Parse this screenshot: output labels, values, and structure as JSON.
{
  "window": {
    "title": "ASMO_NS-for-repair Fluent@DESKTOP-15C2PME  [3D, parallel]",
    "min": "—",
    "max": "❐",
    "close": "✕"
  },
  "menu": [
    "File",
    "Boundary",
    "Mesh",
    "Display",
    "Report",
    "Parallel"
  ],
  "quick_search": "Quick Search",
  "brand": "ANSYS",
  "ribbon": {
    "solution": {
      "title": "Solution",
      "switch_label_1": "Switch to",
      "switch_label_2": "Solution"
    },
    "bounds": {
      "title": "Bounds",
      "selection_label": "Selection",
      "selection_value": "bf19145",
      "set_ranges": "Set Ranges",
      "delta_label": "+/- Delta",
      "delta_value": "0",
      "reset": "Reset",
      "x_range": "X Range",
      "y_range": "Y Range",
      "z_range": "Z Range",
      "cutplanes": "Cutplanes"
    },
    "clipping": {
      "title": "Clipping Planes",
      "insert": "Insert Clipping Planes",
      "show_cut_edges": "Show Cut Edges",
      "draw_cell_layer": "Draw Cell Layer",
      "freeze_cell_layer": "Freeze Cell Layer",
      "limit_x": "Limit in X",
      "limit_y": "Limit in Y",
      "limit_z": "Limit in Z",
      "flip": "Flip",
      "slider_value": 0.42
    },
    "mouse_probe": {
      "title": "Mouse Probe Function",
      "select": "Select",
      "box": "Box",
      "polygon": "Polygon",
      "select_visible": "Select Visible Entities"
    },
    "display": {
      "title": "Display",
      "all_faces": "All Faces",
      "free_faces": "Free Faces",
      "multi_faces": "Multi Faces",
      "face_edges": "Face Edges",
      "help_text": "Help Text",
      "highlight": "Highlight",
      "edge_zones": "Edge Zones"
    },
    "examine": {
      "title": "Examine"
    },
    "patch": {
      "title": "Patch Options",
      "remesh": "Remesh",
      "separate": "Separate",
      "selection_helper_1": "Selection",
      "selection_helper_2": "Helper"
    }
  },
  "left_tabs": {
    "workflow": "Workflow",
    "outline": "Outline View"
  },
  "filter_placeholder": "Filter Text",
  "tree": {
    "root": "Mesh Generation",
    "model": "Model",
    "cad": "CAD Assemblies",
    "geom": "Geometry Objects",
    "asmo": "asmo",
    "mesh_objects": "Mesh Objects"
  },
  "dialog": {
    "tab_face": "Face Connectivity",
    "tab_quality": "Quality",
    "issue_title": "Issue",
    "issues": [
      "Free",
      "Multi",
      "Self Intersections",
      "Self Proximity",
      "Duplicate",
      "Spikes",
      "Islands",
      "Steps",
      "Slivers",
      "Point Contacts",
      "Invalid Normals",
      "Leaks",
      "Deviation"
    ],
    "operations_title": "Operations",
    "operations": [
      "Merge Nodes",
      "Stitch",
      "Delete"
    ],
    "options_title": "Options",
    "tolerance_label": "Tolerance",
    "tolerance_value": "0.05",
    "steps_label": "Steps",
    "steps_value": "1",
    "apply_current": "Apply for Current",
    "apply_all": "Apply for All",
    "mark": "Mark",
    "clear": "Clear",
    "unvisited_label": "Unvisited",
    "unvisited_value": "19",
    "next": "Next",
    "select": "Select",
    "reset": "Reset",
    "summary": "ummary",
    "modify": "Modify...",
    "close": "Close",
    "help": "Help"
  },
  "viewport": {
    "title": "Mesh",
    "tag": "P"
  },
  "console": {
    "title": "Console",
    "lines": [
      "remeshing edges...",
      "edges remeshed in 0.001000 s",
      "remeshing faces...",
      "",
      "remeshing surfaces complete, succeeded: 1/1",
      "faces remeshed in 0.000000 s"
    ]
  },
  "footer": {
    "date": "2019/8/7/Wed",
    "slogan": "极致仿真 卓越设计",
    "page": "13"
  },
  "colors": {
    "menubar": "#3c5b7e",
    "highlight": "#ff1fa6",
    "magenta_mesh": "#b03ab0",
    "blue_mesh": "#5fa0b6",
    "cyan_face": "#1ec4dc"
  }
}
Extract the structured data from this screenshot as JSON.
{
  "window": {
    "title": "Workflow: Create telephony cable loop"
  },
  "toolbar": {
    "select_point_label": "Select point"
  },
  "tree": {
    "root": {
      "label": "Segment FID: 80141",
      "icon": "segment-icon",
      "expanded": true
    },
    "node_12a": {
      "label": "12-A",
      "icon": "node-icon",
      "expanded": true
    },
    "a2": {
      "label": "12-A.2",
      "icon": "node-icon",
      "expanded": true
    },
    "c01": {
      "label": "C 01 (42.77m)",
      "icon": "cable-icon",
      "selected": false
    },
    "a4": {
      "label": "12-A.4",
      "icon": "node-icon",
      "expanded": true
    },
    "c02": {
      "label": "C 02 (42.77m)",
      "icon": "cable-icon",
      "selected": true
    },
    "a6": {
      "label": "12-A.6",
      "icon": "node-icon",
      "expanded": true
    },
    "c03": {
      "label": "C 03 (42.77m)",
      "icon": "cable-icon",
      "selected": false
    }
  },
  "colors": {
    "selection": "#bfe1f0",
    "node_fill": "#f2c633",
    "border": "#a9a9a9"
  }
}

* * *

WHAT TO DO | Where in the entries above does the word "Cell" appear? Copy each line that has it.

ANSWER TO THE EXERCISE |
      "draw_cell_layer": "Draw Cell Layer",
      "freeze_cell_layer": "Freeze Cell Layer",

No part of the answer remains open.